Gilenya was the company’s third-best-selling medicine in 2021, earning $2.8 billion globally out of total sales of $51.6 billion. Camburn filed a False Claims Act lawsuit against Novartis in 2013, alleging that Novartis paid doctors up to $3,500 to engage as speakers at ostensibly educational speaker events in order to convince them to prescribe and promote Gilenya. Novartis agreed to pay $729 million in 2020 to resolve similar whistleblower allegations involving its speaker program and diabetes and cardiovascular medications.
Novartis (NVS) Investing in Early-Stage Biologics Research
Novartis AG (NYSE:NVS) is investing in next-generation biotherapeutics to build a fully integrated, $300 million dedicated fund to improve its capacity and skills for biologics early technical development.

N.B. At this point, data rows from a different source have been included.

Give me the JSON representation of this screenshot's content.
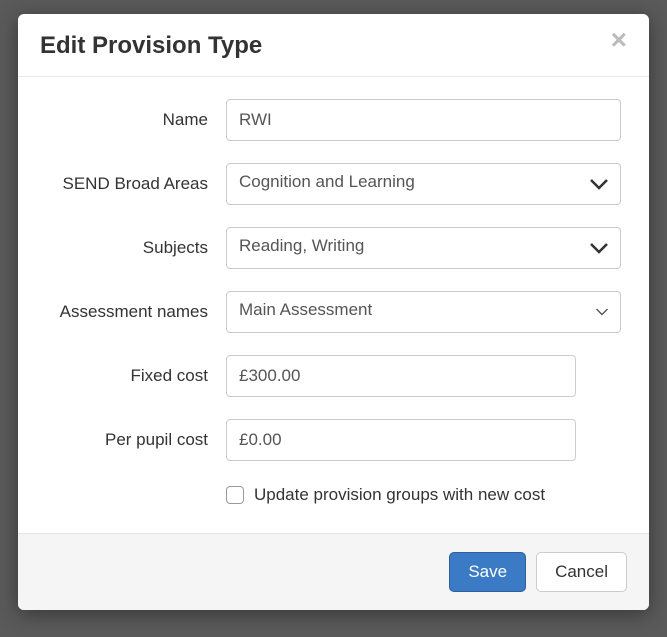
{
  "modal": {
    "title": "Edit Provision Type"
  },
  "form": {
    "name": {
      "label": "Name",
      "value": "RWI"
    },
    "broad_areas": {
      "label": "SEND Broad Areas",
      "value": "Cognition and Learning"
    },
    "subjects": {
      "label": "Subjects",
      "value": "Reading, Writing"
    },
    "assessment": {
      "label": "Assessment names",
      "value": "Main Assessment"
    },
    "fixed_cost": {
      "label": "Fixed cost",
      "value": "£300.00"
    },
    "per_pupil": {
      "label": "Per pupil cost",
      "value": "£0.00"
    },
    "update_groups": {
      "label": "Update provision groups with new cost",
      "checked": false
    }
  },
  "footer": {
    "save": "Save",
    "cancel": "Cancel"
  }
}
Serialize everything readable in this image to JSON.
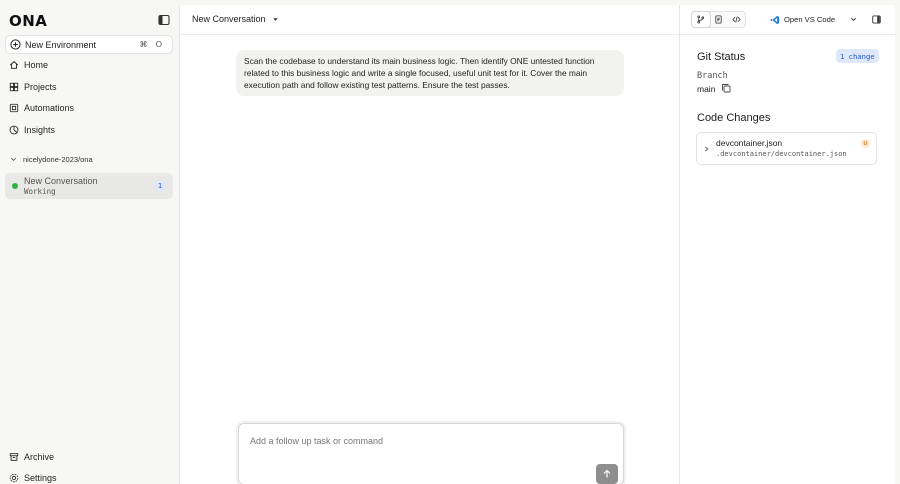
{
  "sidebar": {
    "logo": "ONA",
    "new_environment": {
      "label": "New Environment",
      "shortcut": "⌘ O"
    },
    "nav": [
      {
        "label": "Home",
        "icon": "home-icon"
      },
      {
        "label": "Projects",
        "icon": "projects-icon"
      },
      {
        "label": "Automations",
        "icon": "automations-icon"
      },
      {
        "label": "Insights",
        "icon": "insights-icon"
      }
    ],
    "group": {
      "label": "nicelydone-2023/ona",
      "icon": "chevron-down-icon"
    },
    "conversation": {
      "title": "New Conversation",
      "status": "Working",
      "count": "1",
      "status_color": "#2fb344"
    },
    "bottom": [
      {
        "label": "Archive",
        "icon": "archive-icon"
      },
      {
        "label": "Settings",
        "icon": "gear-icon"
      }
    ]
  },
  "main": {
    "title": "New Conversation",
    "message": "Scan the codebase to understand its main business logic. Then identify ONE untested function related to this business logic and write a single focused, useful unit test for it. Cover the main execution path and follow existing test patterns. Ensure the test passes.",
    "composer": {
      "placeholder": "Add a follow up task or command"
    }
  },
  "panel": {
    "open_vscode": "Open VS Code",
    "git_status": {
      "title": "Git Status",
      "badge": "1 change",
      "branch_label": "Branch",
      "branch": "main"
    },
    "code_changes": {
      "title": "Code Changes",
      "files": [
        {
          "name": "devcontainer.json",
          "path": ".devcontainer/devcontainer.json",
          "status": "U"
        }
      ]
    }
  },
  "colors": {
    "accent_blue": "#2457c5",
    "badge_bg": "#dfe8fb",
    "status_green": "#2fb344",
    "untracked_orange": "#d9822b"
  }
}
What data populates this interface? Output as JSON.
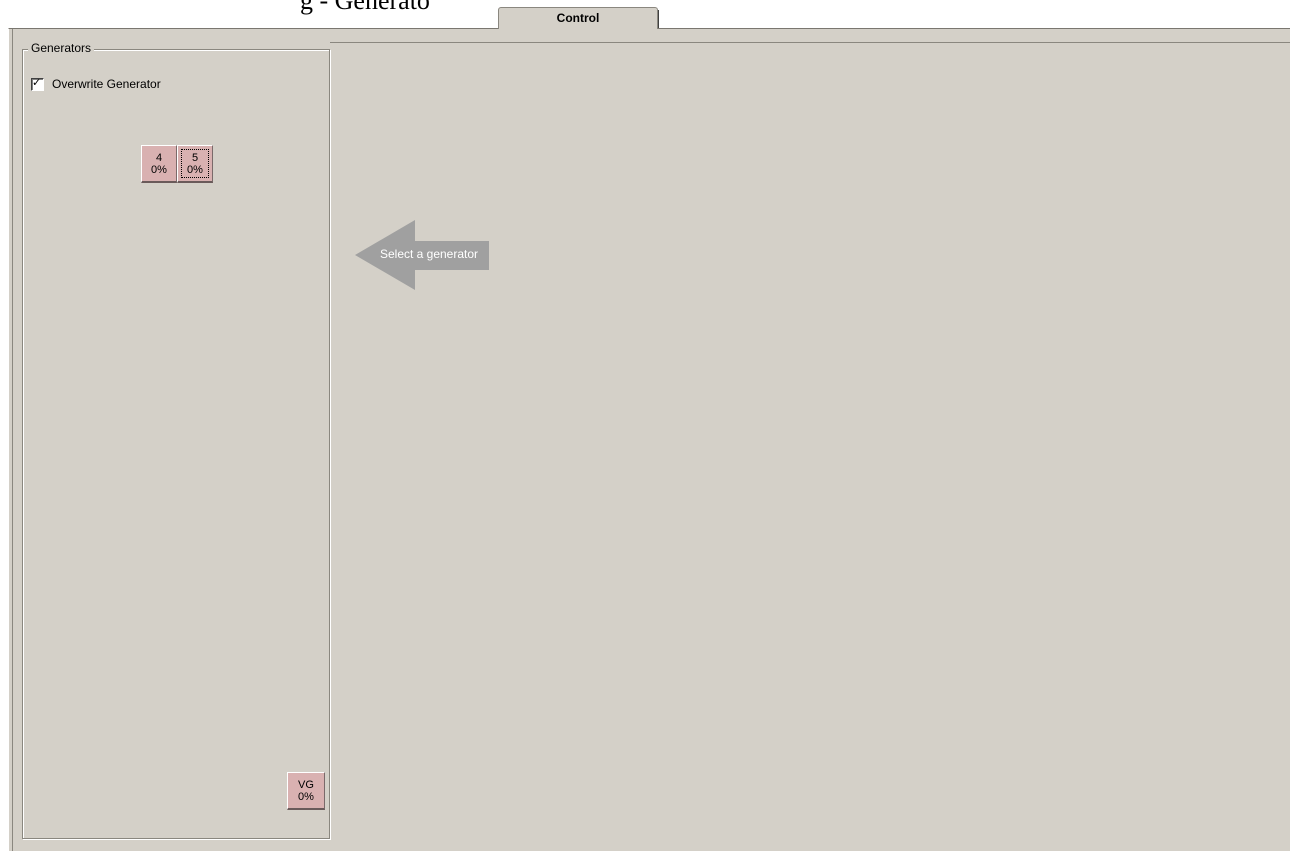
{
  "top_fragment": "g - Generato",
  "tab": {
    "label": "Control"
  },
  "generators_group": {
    "legend": "Generators",
    "overwrite_checkbox": {
      "label": "Overwrite Generator",
      "checked": true
    },
    "buttons": [
      {
        "id": "4",
        "percent": "0%",
        "focused": false
      },
      {
        "id": "5",
        "percent": "0%",
        "focused": true
      },
      {
        "id": "VG",
        "percent": "0%",
        "focused": false
      }
    ]
  },
  "hint": {
    "text": "Select a generator",
    "arrow_color": "#a0a0a0"
  },
  "colors": {
    "panel_bg": "#d4d0c8",
    "generator_button_bg": "#d9b1b1"
  }
}
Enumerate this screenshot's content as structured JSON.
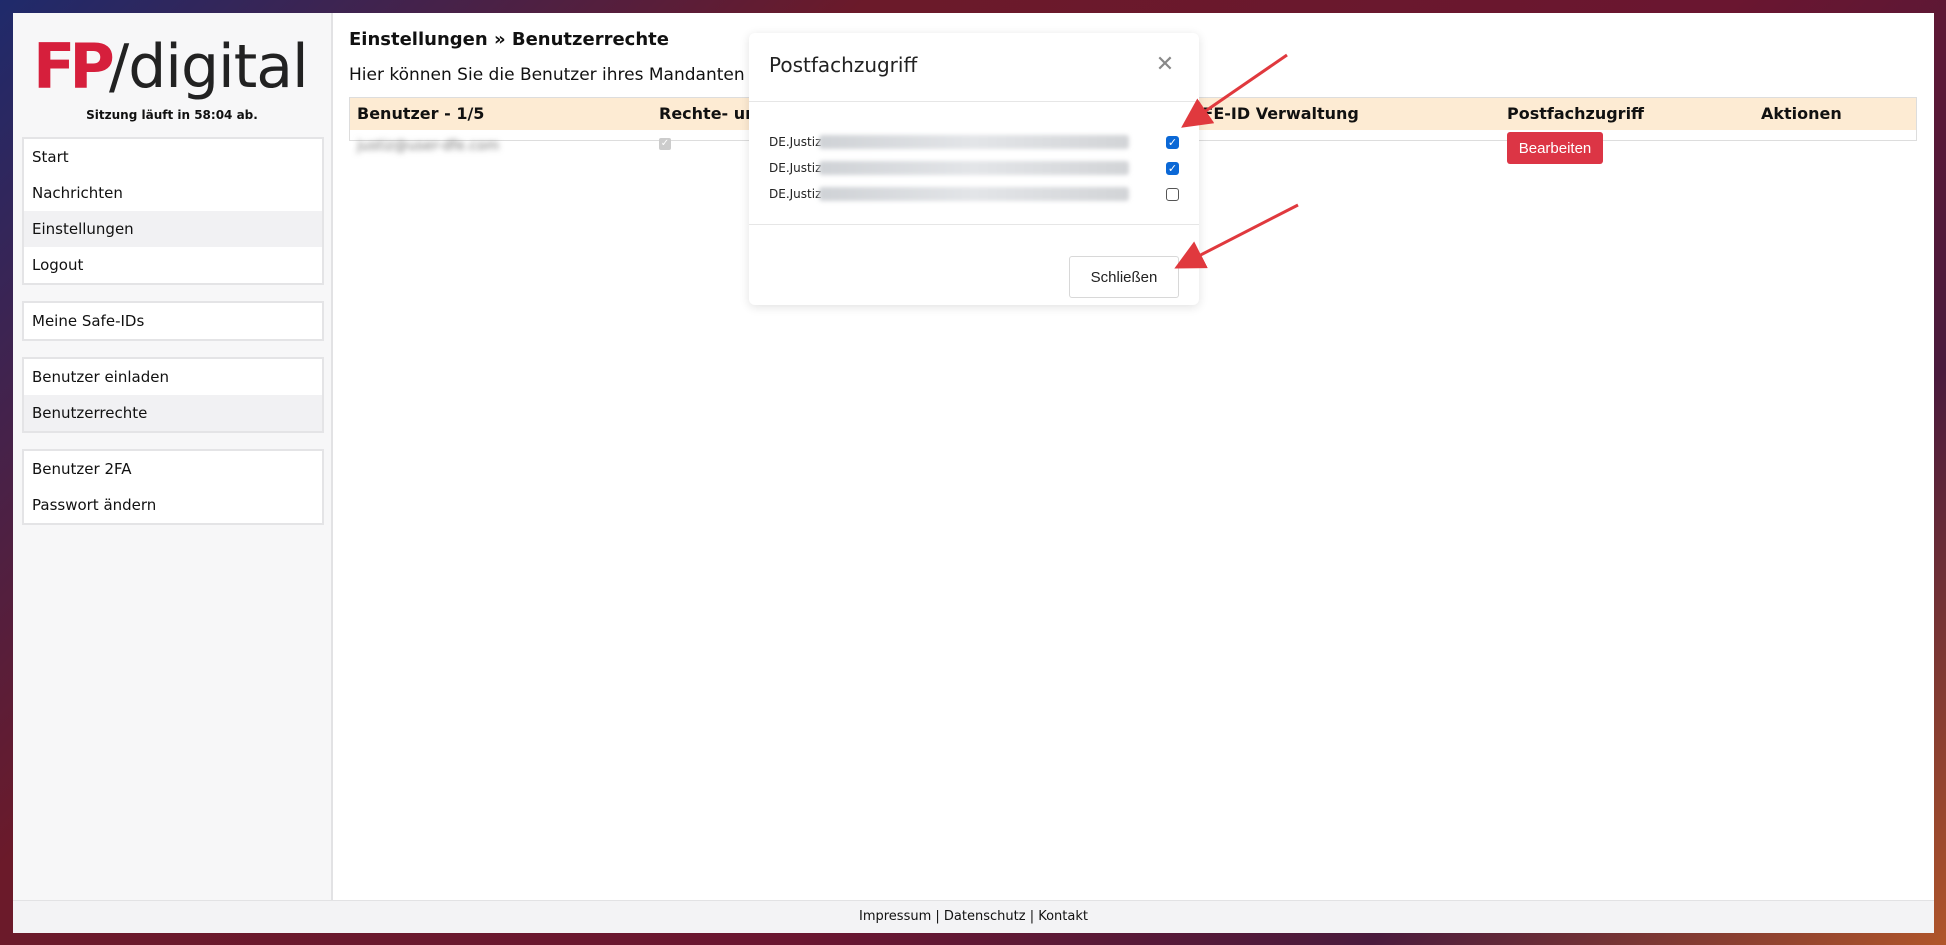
{
  "logo": {
    "mark": "FP",
    "text": "/digital"
  },
  "session": {
    "text": "Sitzung läuft in 58:04 ab."
  },
  "nav": {
    "group1": [
      "Start",
      "Nachrichten",
      "Einstellungen",
      "Logout"
    ],
    "group2": [
      "Meine Safe-IDs"
    ],
    "group3": [
      "Benutzer einladen",
      "Benutzerrechte"
    ],
    "group4": [
      "Benutzer 2FA",
      "Passwort ändern"
    ]
  },
  "page": {
    "title": "Einstellungen » Benutzerrechte",
    "description": "Hier können Sie die Benutzer ihres Mandanten bea"
  },
  "table": {
    "headers": [
      "Benutzer - 1/5",
      "Rechte- un",
      "AFE-ID Verwaltung",
      "Postfachzugriff",
      "Aktionen"
    ],
    "row": {
      "user": "justiz@user-dfe.com",
      "edit_label": "Bearbeiten"
    }
  },
  "modal": {
    "title": "Postfachzugriff",
    "items": [
      {
        "label": "DE.Justiz",
        "checked": true
      },
      {
        "label": "DE.Justiz",
        "checked": true
      },
      {
        "label": "DE.Justiz",
        "checked": false
      }
    ],
    "close_label": "Schließen"
  },
  "footer": {
    "impressum": "Impressum",
    "datenschutz": "Datenschutz",
    "kontakt": "Kontakt",
    "separator": " | "
  },
  "colors": {
    "brand": "#d61f3c",
    "table_header": "#fdebd3",
    "danger": "#dc3545",
    "checkbox": "#0b68d6",
    "arrow": "#e0393e"
  }
}
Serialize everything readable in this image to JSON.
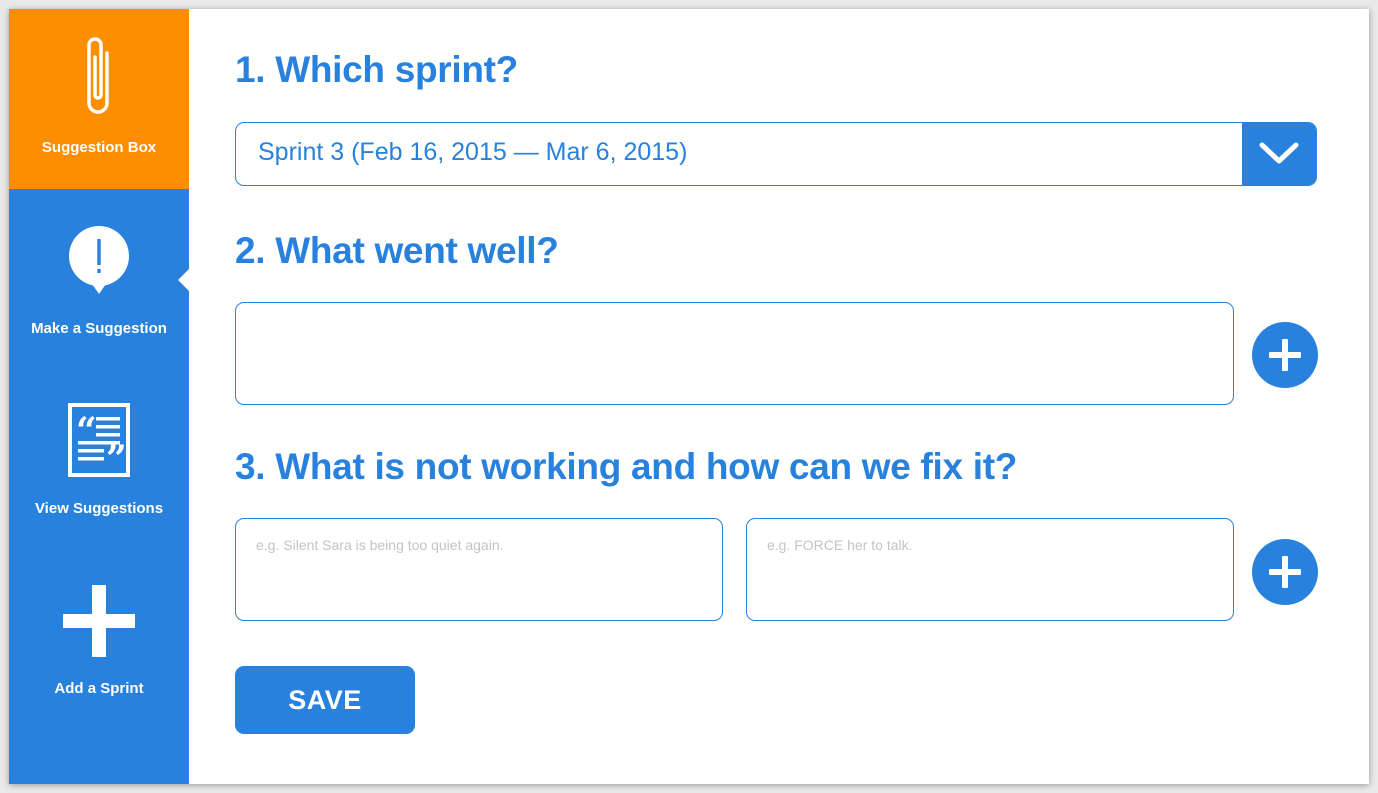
{
  "sidebar": {
    "brand": {
      "label": "Suggestion Box",
      "icon": "paperclip-icon",
      "color": "#fc8e00"
    },
    "items": [
      {
        "label": "Make a Suggestion",
        "icon": "speech-bubble-exclamation-icon",
        "active": true
      },
      {
        "label": "View Suggestions",
        "icon": "quote-document-icon",
        "active": false
      },
      {
        "label": "Add a Sprint",
        "icon": "plus-icon",
        "active": false
      }
    ],
    "color": "#2781dd"
  },
  "form": {
    "q1": "1. Which sprint?",
    "sprint_select": {
      "value": "Sprint 3 (Feb 16, 2015 — Mar 6, 2015)"
    },
    "q2": "2. What went well?",
    "went_well": {
      "value": "",
      "placeholder": ""
    },
    "q3": "3. What is not working and how can we fix it?",
    "problem": {
      "value": "",
      "placeholder": "e.g. Silent Sara is being too quiet again."
    },
    "fix": {
      "value": "",
      "placeholder": "e.g. FORCE her to talk."
    },
    "save_label": "SAVE"
  },
  "accent_color": "#2781dd"
}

The multi-year investment will be deployed across current Novartis facilities in Switzerland, Slovenia, and Austria, and will include drug substance and drug product development. The global head for biologics at Novartis’ technical research division, Jonathan Novak said “The science of developing biologics is increasingly sophisticated, and we are excited to meet its challenges head-on.”
The infrastructure and expertise are being put in place to aid the company’s developing biotherapeutics pipeline, which includes antibodies, antibody-drug conjugates, and therapeutic proteins. Novartis will distribute its investments between three existing locations in Europe: A biologics centre will be established at the Novartis St. Johann facility in Basel with a $100 million investment. A biocampus in Menge, Slovenia, will cost $110 million to boost clinical production and technological development. The Schaftenau facility in Austria will be expanded and upgraded for $60 million.